In the Hurricane’s Eye
The Genius of George Washington and the Victory at Yorktown
By Nathaniel Philbrick
Viking. 366 pp. $30
Reviewed by Chris Patsilelis
This is the third and last installment in Philbrick’s history of the American Revolution. The first two books, Bunker Hill (2013) and Valiant Ambition (2016), bought us up to the Revolution’s seeming stalemate in 1780-81.
The American rebels continually attack the British and then disappear into the countryside while the Royal Navy ceaselessly bombards American seaside cities at will. Over five fruitless years, the British never have quite enough soldiers effectively to occupy rebel territory, and the rebels can never inflict a blow decisive enough to win independence. Packed with revealing information and high drama, In the Hurricane’s Eye is a must-read for any aficionado of the American Revolution. Drawing extensively on primary sources, Philbrick, author also of In the Heart of the Sea (1999), Mayflower (2006), and other works, recounts the chain of events that broke this deadlock.

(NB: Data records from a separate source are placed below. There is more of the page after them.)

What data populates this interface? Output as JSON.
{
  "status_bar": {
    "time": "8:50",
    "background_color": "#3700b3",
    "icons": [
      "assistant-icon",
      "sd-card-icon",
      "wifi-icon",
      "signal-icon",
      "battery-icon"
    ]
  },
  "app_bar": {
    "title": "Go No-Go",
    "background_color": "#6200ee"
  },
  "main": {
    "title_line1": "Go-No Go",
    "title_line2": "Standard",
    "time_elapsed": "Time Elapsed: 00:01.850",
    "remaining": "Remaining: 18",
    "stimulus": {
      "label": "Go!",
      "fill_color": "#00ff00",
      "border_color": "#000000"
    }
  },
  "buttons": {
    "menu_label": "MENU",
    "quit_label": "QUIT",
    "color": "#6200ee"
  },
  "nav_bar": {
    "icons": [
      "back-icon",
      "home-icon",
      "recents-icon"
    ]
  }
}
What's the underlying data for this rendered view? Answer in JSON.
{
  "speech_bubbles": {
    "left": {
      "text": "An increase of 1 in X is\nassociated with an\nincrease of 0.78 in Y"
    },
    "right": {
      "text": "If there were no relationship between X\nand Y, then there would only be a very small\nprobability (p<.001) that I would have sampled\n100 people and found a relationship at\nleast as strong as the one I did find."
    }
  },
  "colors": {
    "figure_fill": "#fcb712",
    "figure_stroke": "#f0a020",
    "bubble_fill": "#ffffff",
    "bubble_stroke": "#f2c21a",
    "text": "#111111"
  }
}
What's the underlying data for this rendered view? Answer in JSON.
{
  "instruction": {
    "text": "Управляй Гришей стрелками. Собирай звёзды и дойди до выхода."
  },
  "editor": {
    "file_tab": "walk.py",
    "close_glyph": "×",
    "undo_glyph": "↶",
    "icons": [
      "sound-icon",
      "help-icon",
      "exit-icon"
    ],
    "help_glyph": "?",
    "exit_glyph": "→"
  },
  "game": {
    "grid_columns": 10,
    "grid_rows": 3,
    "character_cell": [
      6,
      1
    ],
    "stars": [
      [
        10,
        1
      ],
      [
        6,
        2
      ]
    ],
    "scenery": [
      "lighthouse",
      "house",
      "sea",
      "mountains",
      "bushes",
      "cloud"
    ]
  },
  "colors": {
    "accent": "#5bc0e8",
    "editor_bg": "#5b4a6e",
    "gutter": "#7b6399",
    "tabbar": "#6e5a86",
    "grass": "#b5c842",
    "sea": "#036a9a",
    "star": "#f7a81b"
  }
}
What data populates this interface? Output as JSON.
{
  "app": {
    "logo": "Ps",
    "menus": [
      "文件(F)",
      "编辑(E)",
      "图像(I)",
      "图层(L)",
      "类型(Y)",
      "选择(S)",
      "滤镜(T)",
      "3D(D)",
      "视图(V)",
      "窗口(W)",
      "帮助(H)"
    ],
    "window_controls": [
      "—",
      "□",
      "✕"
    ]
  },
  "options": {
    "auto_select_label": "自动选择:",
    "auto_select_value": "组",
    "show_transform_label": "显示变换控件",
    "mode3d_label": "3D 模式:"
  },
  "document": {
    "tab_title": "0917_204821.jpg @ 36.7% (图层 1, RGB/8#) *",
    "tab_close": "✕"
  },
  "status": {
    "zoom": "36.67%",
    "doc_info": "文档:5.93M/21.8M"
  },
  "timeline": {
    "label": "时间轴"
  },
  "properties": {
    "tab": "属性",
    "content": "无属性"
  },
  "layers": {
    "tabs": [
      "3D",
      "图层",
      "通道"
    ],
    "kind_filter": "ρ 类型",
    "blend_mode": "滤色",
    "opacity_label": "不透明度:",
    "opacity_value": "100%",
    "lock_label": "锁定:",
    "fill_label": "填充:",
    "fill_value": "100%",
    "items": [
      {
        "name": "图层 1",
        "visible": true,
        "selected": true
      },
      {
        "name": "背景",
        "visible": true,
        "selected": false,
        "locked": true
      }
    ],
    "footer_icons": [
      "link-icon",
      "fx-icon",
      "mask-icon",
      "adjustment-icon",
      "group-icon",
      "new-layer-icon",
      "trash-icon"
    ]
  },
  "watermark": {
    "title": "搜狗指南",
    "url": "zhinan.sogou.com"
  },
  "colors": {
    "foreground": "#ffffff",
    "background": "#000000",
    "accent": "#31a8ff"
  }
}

In December 1780, Sir Henry Clinton, British commander in North America, sent his newest brigadier general, Benedict Arnold, to command troops in Virginia. In turn, George Washington, commander-in-chief of the Continental Army, sent the young French nobleman the Marquis de Lafayette south in pursuit of Arnold. Washington also dispatched Major Gen. Nathaniel Greene to confront Cornwallis’ troops in the Carolinas.
Throughout Hurricane’s Eye, the author stresses the crucial importance of sea power in the American Revolution. He even shows Washington’s personal affinity with the sea, describing the commander’s prowess at piloting a vessel through a perilous passage on the Hudson River. Such affinity was why, as he was juggling his commanders and military moves, Washington was also trying to coordinate that strategy with the actions of the French fleet anchored 2,000 miles away in the Caribbean, a nearly impossible task. Adding to Washington’s troubles, the 13 states and the Continental Congress were failing “to provide the bare essentials required to maintain a functional army.” Washington was faced with the double task of paying his soldiers and enticing the French fleet into the fray.
The author introduces us to a formidable cast of characters. We meet the “highly emotional, willful, and impatient” Lafayette, and the annoying, uncooperative Comte de Rochambeau, both of whom would prove indispensable. Young aide-de-camp Alexander Hamilton unwisely kept Washington waiting for 10 minutes at one point, which earned Hamilton an enraged verbal laceration. And we are introduced to Greene, a Rhode Islander and the most unlikely of military heroes. A Quaker pacifist, he suffered from asthma and had a pronounced limp. Initially considered a military embarrassment, Greene was overnight promoted from private to brigadier general (1775), and later selected by Washington to lead an army into battle against Cornwallis in 1780-81. He performed brilliantly.
By the summer of 1781, Washington, with the help of Spanish diplomat Francisco Saavedra, managed to collect 500,000 pesos from the citizens of Havana, Cuba (they would be repaid at 2 percent interest), to pay the French fleet and Washington’s own soldiers. The French fleets could now leave their Caribbean ports and come to the aid of his armies. He then mounted his attack on Cornwallis’ forces at Yorktown, Va.
Philbrick describes how, almost miraculously, the French fleet appeared at the mouth of Chesapeake Bay on Sept. 5, 1781. In this magnificent display of sea power, “No piece of eighteenth-century technology could compare in complexity, sophistication, and heart-stopping beauty” to these glorious ships of the line.
Then began what today is recognized as one of the most important naval battles in history, the Battle of the Chesapeake. The French fleet was led by the Comte de Grasse, but the battle was mainly fought by Louis-Antoine de Bougainville. In the savage maritime engagement that ensued, the British fleet, commanded by Adm. Thomas Graves, was decisively defeated.
Knowing that the British land forces now had no means of escape by sea, Washington confidently began his siege upon the 6,000 British and German soldiers at their Yorktown fortifications. A blizzard of American cannonballs rained down upon them: “it was the bombshells,” Philbrick writes, “huge, openmouthed orbs of iron filled with gunpowder and other combustibles and fired from the mortars in high, lazy arcs — that wreaked the most havoc,” wantonly severing arms and legs. The ambitious Hamilton, determined to cover himself in glory, led a battalion into battle.